The Best Interview Follow Up Checklist
Original article by Mary Elizabeth Bradford
Knowing how to follow up after one or more interviews can be confusing, even for the most savvy job seeker.
Here is a checklist of things you can do to leverage your post-interview activities and gain interest from potential employers.
1. Find Out The Next Step
You must always ask what the next step is. One of the most discouraging situations is to believe an interview went well – only to hear nothing back from the company.
One way to hedge against this is to get a verbal commitment as to the next steps.
If the company says they will contact you no later than next Wednesday – you know you can safely follow up on Thursday if you have not heard back from them.
2. Don’t Think The Worst
If you have not heard back from the company you interviewed with, please don’t assume they are not interested in you and never ever act annoyed or defensive.
Leave short, friendly, professional messages confirming your continued interest.
3. Use Your Common Sense
Don’t pester – but be persistent. Try to use your intuition based on the people and the corporate culture you are dealing with to know how aggressively to follow up after a job interview.
Some companies love aggressive post-interview follow up, as it is part of their culture. Other companies might find it off-putting.

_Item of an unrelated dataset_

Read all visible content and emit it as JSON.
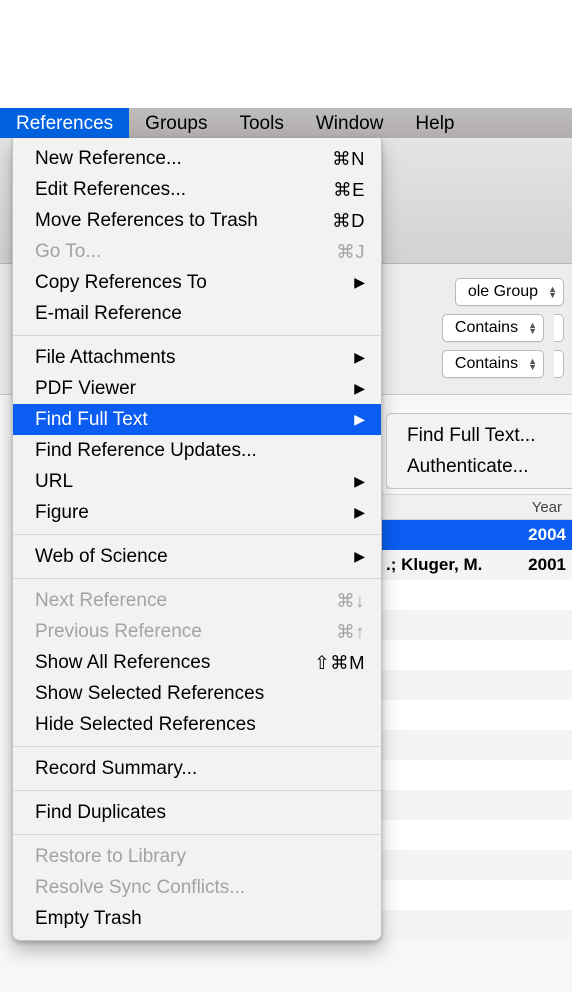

4. Leave A Great Follow Up Voicemail
You can say something like:
“Hi Mr. Brown, this is Mary Elizabeth Bradford. It’s Wednesday morning and I am following up on our initial meeting, and I'm very excited to connect back with you. I will be in the office all day today; my number is 212-555-1212. Thanks and I really look forward to speaking with you again.”
Don’t tell them you will call again if you don’t hear back from them. They may wait for you to do just that!
5. Send A Thank You Letter
I find that hard mail is much preferred over email for thank you letters.
The best way I have found to write powerful thank you/after-interview letters is to mirror, match, and repeat back a summary of key points you discussed in the interview.
To do this right, you will want to be taking short notes during your interview.
Primary things you want to pick up include:
● Their main challenges● The kind of person they are looking for● Anything positive they shared about you and your potential
Keep your letter short – under 200 words. Yes, you read that right!
6. Include A 'P.S.' In Your Follow Up Letter
Do you know what always gets read in a letter? The P.S. or postscript.
If you have occasion to write one, it’s a good idea. Just be sure what your P.S. says is meaningful enough. No soft statements like, “P.S.: Did I mention I am a team player?”
7. Send A Follow Up List Of Short Testimonials
References, endorsements, and testimonials almost always have a greater impact than any other piece of information we can give a potential employer.
That’s because they come from a third party perspective, which legitimizes you and authenticates what you are probably communicating with them yourself.
It builds trust very rapidly—more rapidly than any other way I know.
Suffice it to say—having a page of testimonials you can use as a “leave behind” or attach with a post-interview thank you letter is one of THE WISEST moves you can make in your job search. It will “seal the deal,” so to speak.
These tips have helped thousands of job seekers reach their career goals easier and quicker and I know they will help you too. I wish you every success in your job search.
Want to learn more about interview follow up?
Check out Interview Follow Up Tips, Scripts & Letter Templates For Cold Calls, Follow Ups, Thank You Letters, Networking With Companies & Recruiters.
Read The Original Article!
We hope you enjoyed this presentation!
Click here to read the original article by Mary Elizabeth Bradford on CAREEREALISM.com.